Several years ago, I met with Noam Wasserman who had recently joined Harvard Business School as a professor. I initially came across Noam because he was doing some fascinating research on startups -- particularly in the arena of founder relationships. When I met him for lunch, he brought up some of the toughest issues I've ever encountered in my entrepreneurial career: Should you start a company with a close friend or family-member? Is it wise to divide equity in the startup equally among the founders? If you had to pick, do you want the cash (get rich) or the control (be queen/king)? What about your co-founders? Deep, deep, topics.
I've seen too many startups flounder and fail because of co-founder conflict. Everyone starts off with the best intentions -- and then things start unraveling. In many of these cases, the conflict could have been avoided -- or at least surfaced sooner, if the founders had confronted some of the potential issues and asked each other the hard questions early-on.

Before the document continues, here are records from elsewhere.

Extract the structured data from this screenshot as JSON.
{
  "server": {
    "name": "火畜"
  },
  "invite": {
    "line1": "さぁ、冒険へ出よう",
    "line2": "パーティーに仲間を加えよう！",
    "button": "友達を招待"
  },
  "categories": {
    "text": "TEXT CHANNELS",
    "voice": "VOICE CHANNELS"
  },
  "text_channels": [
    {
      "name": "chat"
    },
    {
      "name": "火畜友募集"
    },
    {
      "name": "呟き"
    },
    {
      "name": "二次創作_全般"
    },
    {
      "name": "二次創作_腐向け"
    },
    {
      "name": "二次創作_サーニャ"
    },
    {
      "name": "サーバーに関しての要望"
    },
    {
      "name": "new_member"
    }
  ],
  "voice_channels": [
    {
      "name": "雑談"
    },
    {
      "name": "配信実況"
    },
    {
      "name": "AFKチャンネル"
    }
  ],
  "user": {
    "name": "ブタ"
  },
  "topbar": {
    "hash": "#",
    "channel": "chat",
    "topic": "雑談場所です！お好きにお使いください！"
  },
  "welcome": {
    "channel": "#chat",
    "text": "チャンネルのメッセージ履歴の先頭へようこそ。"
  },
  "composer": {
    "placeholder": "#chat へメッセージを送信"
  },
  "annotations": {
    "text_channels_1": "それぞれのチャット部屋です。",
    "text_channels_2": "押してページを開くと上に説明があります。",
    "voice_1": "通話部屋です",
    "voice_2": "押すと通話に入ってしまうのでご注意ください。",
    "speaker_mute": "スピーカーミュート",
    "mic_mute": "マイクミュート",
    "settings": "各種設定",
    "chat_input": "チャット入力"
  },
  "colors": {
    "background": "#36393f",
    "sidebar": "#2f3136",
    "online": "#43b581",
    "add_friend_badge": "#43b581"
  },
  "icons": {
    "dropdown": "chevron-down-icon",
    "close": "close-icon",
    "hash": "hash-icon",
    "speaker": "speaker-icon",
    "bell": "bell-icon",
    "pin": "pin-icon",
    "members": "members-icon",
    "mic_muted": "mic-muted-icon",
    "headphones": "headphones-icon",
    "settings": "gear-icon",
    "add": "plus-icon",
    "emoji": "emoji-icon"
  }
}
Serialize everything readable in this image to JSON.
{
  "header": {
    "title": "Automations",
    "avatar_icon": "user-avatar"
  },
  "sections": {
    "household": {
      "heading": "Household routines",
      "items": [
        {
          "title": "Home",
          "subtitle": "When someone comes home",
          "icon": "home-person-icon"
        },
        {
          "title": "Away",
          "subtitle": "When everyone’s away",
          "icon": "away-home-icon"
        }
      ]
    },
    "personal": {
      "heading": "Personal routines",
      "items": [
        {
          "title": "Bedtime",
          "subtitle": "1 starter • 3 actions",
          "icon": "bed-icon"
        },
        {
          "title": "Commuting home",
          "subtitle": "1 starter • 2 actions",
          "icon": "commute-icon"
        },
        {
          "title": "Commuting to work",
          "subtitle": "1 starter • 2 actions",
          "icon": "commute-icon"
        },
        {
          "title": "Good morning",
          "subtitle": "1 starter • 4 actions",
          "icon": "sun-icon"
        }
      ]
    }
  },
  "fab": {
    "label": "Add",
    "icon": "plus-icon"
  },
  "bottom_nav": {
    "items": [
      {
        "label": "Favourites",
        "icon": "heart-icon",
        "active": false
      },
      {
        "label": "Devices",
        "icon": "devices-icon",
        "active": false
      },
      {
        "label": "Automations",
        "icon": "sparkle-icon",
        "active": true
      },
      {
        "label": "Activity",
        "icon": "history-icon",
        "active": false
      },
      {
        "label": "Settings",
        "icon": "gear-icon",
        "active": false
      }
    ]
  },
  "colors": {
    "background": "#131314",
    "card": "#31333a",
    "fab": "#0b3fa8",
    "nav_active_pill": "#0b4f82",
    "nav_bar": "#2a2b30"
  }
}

I've written about this topic before in "Important Questions Startup Co-Founders Should Ask Each Other". There are only two times when lack of clarity and understanding between founders becomes a problem for a startup: when things are going well and when things aren't going well.
So, back to Noam. He's taken the result of his years of research and conversations with founders and created what I think is the definitive book on the topic: "Founder's Dilemmas". If you are a founder or thinking about becoming one, you should read this book. I agree with most of what Noam says in the book. Howver, it doesn't matter whether I agree with it or not, unlike me, Noam's actually collected data.
Below are some quick tips and stats from the book, made ready for convenient tweeting.
Tips and Insights From The Founder's Dilemmas
1) In 73% of founder-CEO replacements, the founder was fired rather than voluntarily stepping down. [tweet]
2) Founders feel like Lewis and Clark: Rough idea of where to go, but don't see a clear road ahead or upcoming pitfalls. [tweet]
3) Founding-team turnover increases dramatically when the startup raises its first round of financing. [tweet]
4) Unfortunate but true: If entrepreneurship is a battle, most casualties stem from friendly fire or self-inflicted wounds [tweet]
5) The chances of founder-CEO succession rise with each new round of financing. [tweet]
6) 65% of startups fail due to problems within the management team. [tweet]
7) Feel like a "people decision" is a no-brainer? You may be in for a nasty surprise later on. Decide rather than default. [tweet]
8) A dirty little secret of entrep: Many decisions along the journey push a Rich-and-King outcome further out of reach. [tweet]
9) Each additional social relationship within the founding team increases the likelihood of cofounder departure by 30%. [tweet]
10) Friend/family cofounders are often the least likely to tackle the elephants in the room (Relationships, Roles, Rewards) [tweet]
11) Playing with Fire by cofounding with friends and family? Carefully construct firewalls and discuss worst-case scenarios [tweet]
12) After a 6-month honeymoon period, teams with prior social relationships are the least stable. [tweet]
13) Founders often fail to realize when they are about to make a fateful decision. [tweet]
14) Examine the motivations of your potential cofounder to see if they are compatible with your own motivations. [tweet]
15) Motivational compatibility does not guarantee success, but incompatibility is asking for trouble. [tweet]
16) Founders often describe their equity-split negotiations as "war," "exasperating," or "stressful." [tweet]
17) Is pivoting a possibility? So why do more than 50% of teams split equity without allowing for adjustments? [tweet]
18) 73% of teams split equity within a month of founding: amazing given the big uncertainties they face. [tweet]
19) The Founder Discount: A labor of love can become a trap in which you're paid less than an equivalent non-founder. [tweet]
20) Within each of the 3Rs (Relationships, Roles, Rewards), the most common choices are often the most fraught with peril. [tweet]
21) The trial by fire of founding a startup often burns a team rather than forging a stronger team. [tweet]
22) Neglect the 3 Rs (Relationships, Roles, Rewards) at your peril. Misaligned 3Rs cause tension, dissension, and blow ups. [tweet]
23) Rich founders should be making very different investor choices than King founders; understand your core motivations! [tweet]
24) A founder-CEO's success at leading a fast-growing startup can accelerate his or her own obsolescence and replacement. [tweet]
25) 52% of founders are replaced as CEO by the time the startup raises its third round of financing [tweet]
26) Firing yourself as founder-CEO enables you to remain more involved with your startup after you're replaced. [tweet]
Two quick notes: The links to the book are affiliate links. I donate all money made from such links to non-profits (I'd rather a worthy cause get the ~5% than Amazon keep it).
So, what do you think? Have you run into any tough founder issues yet? How did you go about resolving them? What issues are you struggling with right now?